The full glory is yet to come, but it surely will come. That’s what we must focus on right now. Our faith must be future-oriented. We can’t stay stuck in the past. We shouldn’t complain about our current situation by comparing it to the past. We shouldn't be stuck in the past just because we think the faith we used to have was stronger than the faith we have now.
Rather than living in the past, we must focus our eyes on the future glory that God will bring us. That’s where we must put our hope. In other words, we must trust in God’s vision for the future. Then we can stand up, keep following God’s will with sincere faith, and trust in Him no matter the circumstances.
I strongly believe that God has special plans for each of us. God is working in us and wants us to work with Him. Even though there are many obstacles that keep us from following His will, they don’t really matter when our eyes are focused on Him.
What we need to believe is that God is always with us, that He keeps His promises, and that the Holy Spirit is working in us with His power. God is faithful to His promises, and He promised us that we will see His glory which can’t compare to any glory we’ve seen so far.
I hope and pray that God opens our minds and hearts so that we can trust Him and see His future glory, and that we can keep walking with Him no matter what with faith in His presence, His promise, and the power of the Holy Spirit.
Heavenly Father, please restore Your vision and Your glory in us. We’re so weak that we’re easily discouraged by our circumstances. Rather than putting our hope in You and Your promise, we’re quick to compare our present circumstances to the past and feel disappointed.
Lord, we need Your revelation. We need to recover Your glory and our trust in Your promise. Please be with us, work in us, show us Your glory, and help us walk in faith by the power of the Holy Spirit.
Allow us to recover our fear of You so that our ways will always be in line with Yours.
We thank You, Lord.
In Jesus’ name we pray, Amen.
Today, we talked about the importance of recovering God’s glory. These are the questions I want us to think about.
1) Are you a past-oriented person or a future-oriented person? Why?
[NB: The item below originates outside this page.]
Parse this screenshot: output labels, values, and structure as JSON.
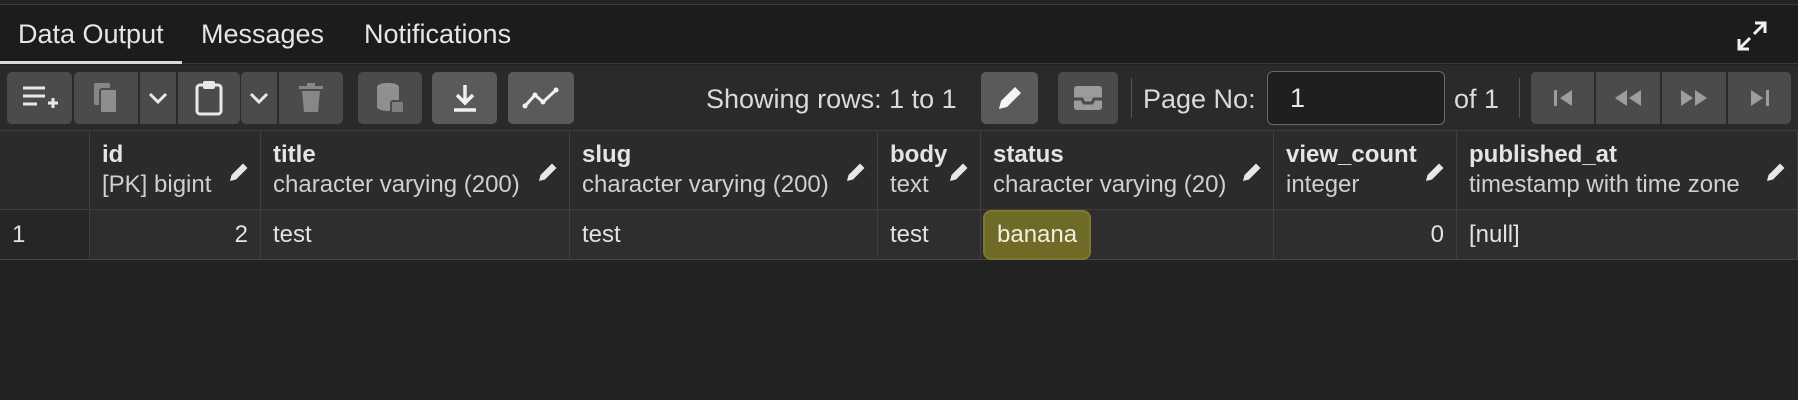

2) What do you think your future will be like? Do you have a verse that speaks to you as a personal promise from God? Do you have an idea of how God will expand His kingdom through you?